O who wants a share of the pleasure of closeness
If you want all goodness to appear in you
I marveled at an Ocean without shore,
and at a Shore that did not have an ocean;
With my very own hands I laid my little daughter to rest
because she is of my very flesh,
I wonder at the house He has built and shaped,
placing therein a noble spirit, putting it to the trial.
He saw the lightning in the east and longed for the east,
but if it had flashed in the west
Approach the dwelling place
of the dear ones who have taken covenants
Oh, her beauty- the tender maid
Its brilliance gives light like lamps
While the sun's eye rules my sight,
love sits as sultan in my soul.
When she kills with her glances,
her speech restores to life, as tho she,
With my very own hands I laid my little daughter to rest because
she is of my very flesh,
bn ʿArabī (Arabic: ابن عربي) (July 28, 1165 – November 10, 1240) was an Arab Andalusian Sufi mystic and philosopher. He is renowned by some practitioners of Sufism as "the greatest master" and also as a genuine saint. 'Abū 'Abdillāh Muḥammad ibn 'Alī ibn Muḥammad ibn `Arabī (أبو عبد الله محمد ابن علي ابن محمد ابن عربي ) was born in Murcia, Taifa of Murcia on the 17th of Ramaḍān 561 AH (27th or 28 July 1165 AD). He went by the names al-Shaykh al-Akbar, Muḥyiddin ibn Arabi, and was also later nicknamed the Great Shaykh.

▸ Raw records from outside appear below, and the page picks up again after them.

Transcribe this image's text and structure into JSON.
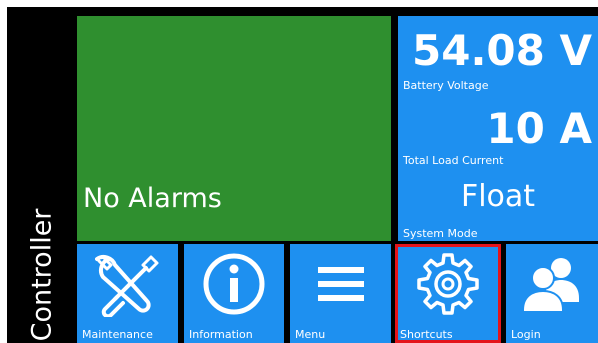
{
  "controller": {
    "side_label": "Controller"
  },
  "alarm_tile": {
    "text": "No Alarms",
    "color": "#2f8f2f"
  },
  "status_tile": {
    "color": "#1e90f0",
    "battery_voltage": {
      "value": "54.08 V",
      "label": "Battery Voltage"
    },
    "total_load_current": {
      "value": "10 A",
      "label": "Total Load Current"
    },
    "system_mode": {
      "value": "Float",
      "label": "System Mode"
    }
  },
  "buttons": [
    {
      "label": "Maintenance",
      "icon": "wrench-screwdriver-icon"
    },
    {
      "label": "Information",
      "icon": "info-icon"
    },
    {
      "label": "Menu",
      "icon": "hamburger-menu-icon"
    },
    {
      "label": "Shortcuts",
      "icon": "gear-icon",
      "highlighted": true,
      "highlight_color": "#e4141b"
    },
    {
      "label": "Login",
      "icon": "users-icon"
    }
  ]
}
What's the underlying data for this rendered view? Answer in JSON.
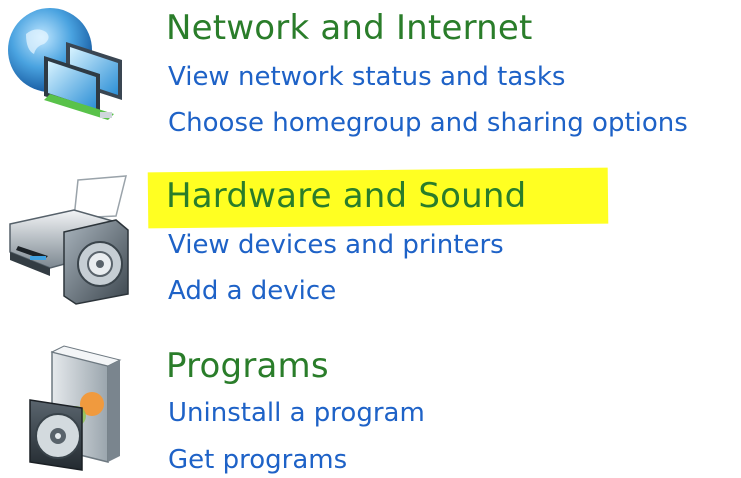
{
  "categories": [
    {
      "title": "Network and Internet",
      "links": [
        "View network status and tasks",
        "Choose homegroup and sharing options"
      ]
    },
    {
      "title": "Hardware and Sound",
      "links": [
        "View devices and printers",
        "Add a device"
      ]
    },
    {
      "title": "Programs",
      "links": [
        "Uninstall a program",
        "Get programs"
      ]
    }
  ],
  "colors": {
    "title_green": "#2a7d2a",
    "link_blue": "#1e62c7",
    "highlight_yellow": "#ffff22"
  },
  "icons": {
    "network": "network-globe-monitors-icon",
    "hardware": "printer-speaker-icon",
    "programs": "programs-disc-box-icon"
  }
}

His father, ‘Ali ibn Muḥammad, served in the Army of ibn Mardanīsh. When ibn Mardanīsh died in 1172 AD, ‘Ali ibn Muḥammad swiftly shifted his allegiance to the Almohad Sultan, Abū Ya’qūb Yūsuf I, and became one of his military advisers. His family then relocated from Murcia to Seville. His mother came from a wealthy Berber family with strong ties to northern Africa. Ibn ‘Arabī’s intellectual training began in Seville in 578 AH. Most of his teachers were the clergy of the Almohad era and some of them held the official posts of Qadi or Khatib. His spiritual mentor in Fes was Mohammed ibn Qasim al-Tamimi. In the year 597 AH/1200 AD, he was in Morocco and took his final leave from his master Yūsuf al-Kūmī, who was living in the village of Salé at that time. Ibn Arabi undertook Hajj in 598 AH. He lived in Mecca for three years. It was in Mecca that he started writing the very best of his works Al-Futūḥāt al-Makkiyya. After spending time in Mecca, he traveled throughout Syria, Palestine, Iraq and Turkey. The year 600 AH witnessed a meeting between Ibn Arabi and Shaykh Majduddīn Isḥāq ibn Yūsuf, a native of Malatya and a man of great standing at the Seljuk court. This time Ibn ‘Arabī was travelling north; first they visited the city of Muḥammad and in 601 AH they entered Baghdad. This visit besides other benefits offered him a chance to meet the direct disciples of Shaykh ‘Abd al-Qādir Jīlānī. Ibn Arabi stayed there only for 12 days because he wanted to visit Mosul to see his friend ‘Alī ibn ‘Abdallāh ibn Jāmi’, a disciple of Qaḍīb al-Bān. There he spent the month of Ramaḍan and composed Tanazzulāt al-Mawṣiliyya, Kitāb al-Jalāl wa’l-Jamāl and Kunh mā lā Budda lil-MurīdMinhu (Hirtenstein 176). On 22 Rabī‘ al-Thānī 638 AH at the age of seventy-five, Ibn ‘Arabī died in Damascus.)
A garden among the flames!
My heart can take on any form:
A meadow for gazelles,
A cloister for monks,
For the idols, sacred ground,
Ka'ba for the circling pilgrim,
The tables of the Torah,
The scrolls of the Quran.
My creed is Love;
Wherever its caravan turns along the way,
That is my belief,